## Exercise details
Whenever the string "SUMIFS" appears in a line of the listing below, that line counts. Say how many lines count, and give nothing else.

## Materials provided

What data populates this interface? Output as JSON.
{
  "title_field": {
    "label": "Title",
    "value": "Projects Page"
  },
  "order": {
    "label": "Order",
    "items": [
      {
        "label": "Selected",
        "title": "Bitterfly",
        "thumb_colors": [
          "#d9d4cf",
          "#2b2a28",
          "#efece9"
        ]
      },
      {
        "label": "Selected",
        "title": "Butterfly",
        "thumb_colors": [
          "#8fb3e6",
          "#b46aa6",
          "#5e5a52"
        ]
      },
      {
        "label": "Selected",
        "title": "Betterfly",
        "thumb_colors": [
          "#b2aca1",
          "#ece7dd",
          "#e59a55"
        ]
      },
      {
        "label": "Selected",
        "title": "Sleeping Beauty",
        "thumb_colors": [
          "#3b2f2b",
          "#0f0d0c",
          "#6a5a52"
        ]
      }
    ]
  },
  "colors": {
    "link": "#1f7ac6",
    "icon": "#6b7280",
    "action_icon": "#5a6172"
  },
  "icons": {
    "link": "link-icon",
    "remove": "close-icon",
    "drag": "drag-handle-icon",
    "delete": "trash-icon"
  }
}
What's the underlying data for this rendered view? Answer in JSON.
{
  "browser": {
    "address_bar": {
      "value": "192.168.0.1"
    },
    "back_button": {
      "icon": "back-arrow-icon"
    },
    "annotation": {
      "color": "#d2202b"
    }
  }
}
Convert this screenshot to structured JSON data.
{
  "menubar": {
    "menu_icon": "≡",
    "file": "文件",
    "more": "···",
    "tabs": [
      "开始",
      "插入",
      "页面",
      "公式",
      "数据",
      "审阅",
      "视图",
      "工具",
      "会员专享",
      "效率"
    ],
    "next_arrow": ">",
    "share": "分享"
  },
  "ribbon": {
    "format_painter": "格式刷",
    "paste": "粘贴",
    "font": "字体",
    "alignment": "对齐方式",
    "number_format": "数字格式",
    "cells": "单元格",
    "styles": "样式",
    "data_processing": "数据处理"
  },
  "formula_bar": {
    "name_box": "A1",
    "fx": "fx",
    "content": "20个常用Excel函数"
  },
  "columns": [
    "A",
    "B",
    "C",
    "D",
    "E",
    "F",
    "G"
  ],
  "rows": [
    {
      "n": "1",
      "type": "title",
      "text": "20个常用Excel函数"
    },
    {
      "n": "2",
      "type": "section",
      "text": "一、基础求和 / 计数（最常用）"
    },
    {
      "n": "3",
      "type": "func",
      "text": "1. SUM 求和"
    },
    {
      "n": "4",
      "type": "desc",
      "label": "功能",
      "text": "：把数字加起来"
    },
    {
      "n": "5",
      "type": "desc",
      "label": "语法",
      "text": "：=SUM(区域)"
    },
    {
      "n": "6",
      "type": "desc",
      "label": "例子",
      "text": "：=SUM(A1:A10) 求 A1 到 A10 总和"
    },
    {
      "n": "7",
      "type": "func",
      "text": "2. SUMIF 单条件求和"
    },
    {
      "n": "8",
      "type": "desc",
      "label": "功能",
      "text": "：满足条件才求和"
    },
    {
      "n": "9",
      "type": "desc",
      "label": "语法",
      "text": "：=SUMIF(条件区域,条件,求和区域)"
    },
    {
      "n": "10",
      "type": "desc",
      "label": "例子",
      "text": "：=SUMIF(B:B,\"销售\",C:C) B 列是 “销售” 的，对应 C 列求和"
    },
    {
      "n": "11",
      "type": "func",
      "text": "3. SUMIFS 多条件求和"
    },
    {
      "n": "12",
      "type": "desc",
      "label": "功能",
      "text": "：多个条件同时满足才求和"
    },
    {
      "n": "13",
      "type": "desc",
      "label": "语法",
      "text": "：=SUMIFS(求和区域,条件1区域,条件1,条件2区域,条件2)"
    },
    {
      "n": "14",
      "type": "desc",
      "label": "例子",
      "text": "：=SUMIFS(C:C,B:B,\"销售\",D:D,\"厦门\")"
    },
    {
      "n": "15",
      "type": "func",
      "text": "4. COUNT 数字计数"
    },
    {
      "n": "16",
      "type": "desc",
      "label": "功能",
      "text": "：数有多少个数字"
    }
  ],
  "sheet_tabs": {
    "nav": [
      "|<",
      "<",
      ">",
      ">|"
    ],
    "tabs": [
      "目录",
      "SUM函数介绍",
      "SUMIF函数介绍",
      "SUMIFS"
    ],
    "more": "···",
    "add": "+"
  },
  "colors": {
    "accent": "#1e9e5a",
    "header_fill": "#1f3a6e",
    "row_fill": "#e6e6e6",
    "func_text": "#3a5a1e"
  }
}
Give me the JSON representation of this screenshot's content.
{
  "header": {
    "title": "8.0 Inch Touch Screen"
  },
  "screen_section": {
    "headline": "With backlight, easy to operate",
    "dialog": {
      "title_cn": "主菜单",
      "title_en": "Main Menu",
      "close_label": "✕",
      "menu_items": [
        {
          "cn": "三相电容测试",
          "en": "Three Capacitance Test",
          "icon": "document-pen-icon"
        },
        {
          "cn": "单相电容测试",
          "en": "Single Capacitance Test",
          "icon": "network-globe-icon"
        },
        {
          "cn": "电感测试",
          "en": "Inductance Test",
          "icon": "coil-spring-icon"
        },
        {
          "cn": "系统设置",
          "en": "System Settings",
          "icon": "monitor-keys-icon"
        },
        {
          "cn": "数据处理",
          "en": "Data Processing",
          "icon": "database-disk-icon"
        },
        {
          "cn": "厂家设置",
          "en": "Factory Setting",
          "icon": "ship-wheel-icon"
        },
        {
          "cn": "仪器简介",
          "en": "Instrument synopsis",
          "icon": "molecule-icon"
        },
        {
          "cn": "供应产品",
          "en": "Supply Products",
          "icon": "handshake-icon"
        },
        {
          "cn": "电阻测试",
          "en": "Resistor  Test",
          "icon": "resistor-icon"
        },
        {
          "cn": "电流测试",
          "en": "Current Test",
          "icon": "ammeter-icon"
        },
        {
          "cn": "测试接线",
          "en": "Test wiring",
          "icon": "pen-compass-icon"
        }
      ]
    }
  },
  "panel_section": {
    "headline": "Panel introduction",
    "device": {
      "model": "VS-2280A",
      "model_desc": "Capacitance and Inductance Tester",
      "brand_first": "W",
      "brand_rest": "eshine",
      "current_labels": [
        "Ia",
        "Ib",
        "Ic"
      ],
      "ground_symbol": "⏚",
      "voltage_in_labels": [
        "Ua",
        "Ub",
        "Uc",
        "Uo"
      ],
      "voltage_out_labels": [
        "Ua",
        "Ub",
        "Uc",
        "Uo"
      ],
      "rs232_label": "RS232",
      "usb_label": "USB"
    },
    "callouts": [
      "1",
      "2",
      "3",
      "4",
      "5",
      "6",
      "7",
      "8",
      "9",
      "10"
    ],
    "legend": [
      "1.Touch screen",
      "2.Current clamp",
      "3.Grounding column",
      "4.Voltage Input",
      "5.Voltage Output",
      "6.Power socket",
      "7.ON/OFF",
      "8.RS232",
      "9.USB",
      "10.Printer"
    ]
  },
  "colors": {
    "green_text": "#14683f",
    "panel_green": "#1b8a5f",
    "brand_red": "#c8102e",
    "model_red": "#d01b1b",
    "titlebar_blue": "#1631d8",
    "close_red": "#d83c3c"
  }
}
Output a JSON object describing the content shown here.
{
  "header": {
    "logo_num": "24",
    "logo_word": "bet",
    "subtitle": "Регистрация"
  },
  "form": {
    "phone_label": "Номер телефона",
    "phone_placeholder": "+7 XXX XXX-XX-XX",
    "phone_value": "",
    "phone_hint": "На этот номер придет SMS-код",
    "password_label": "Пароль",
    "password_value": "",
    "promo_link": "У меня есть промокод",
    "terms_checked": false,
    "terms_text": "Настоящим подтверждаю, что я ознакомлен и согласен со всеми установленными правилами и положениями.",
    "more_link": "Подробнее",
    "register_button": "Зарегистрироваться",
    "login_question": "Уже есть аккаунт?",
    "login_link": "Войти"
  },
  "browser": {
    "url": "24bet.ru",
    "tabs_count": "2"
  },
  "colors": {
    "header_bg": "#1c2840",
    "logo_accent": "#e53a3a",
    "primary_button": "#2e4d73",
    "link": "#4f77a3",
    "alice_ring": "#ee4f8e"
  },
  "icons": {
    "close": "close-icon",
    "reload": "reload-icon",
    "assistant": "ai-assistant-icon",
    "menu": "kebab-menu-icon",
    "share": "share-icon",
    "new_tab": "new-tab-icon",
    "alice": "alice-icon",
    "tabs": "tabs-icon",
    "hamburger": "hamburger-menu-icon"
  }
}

## Completed task
4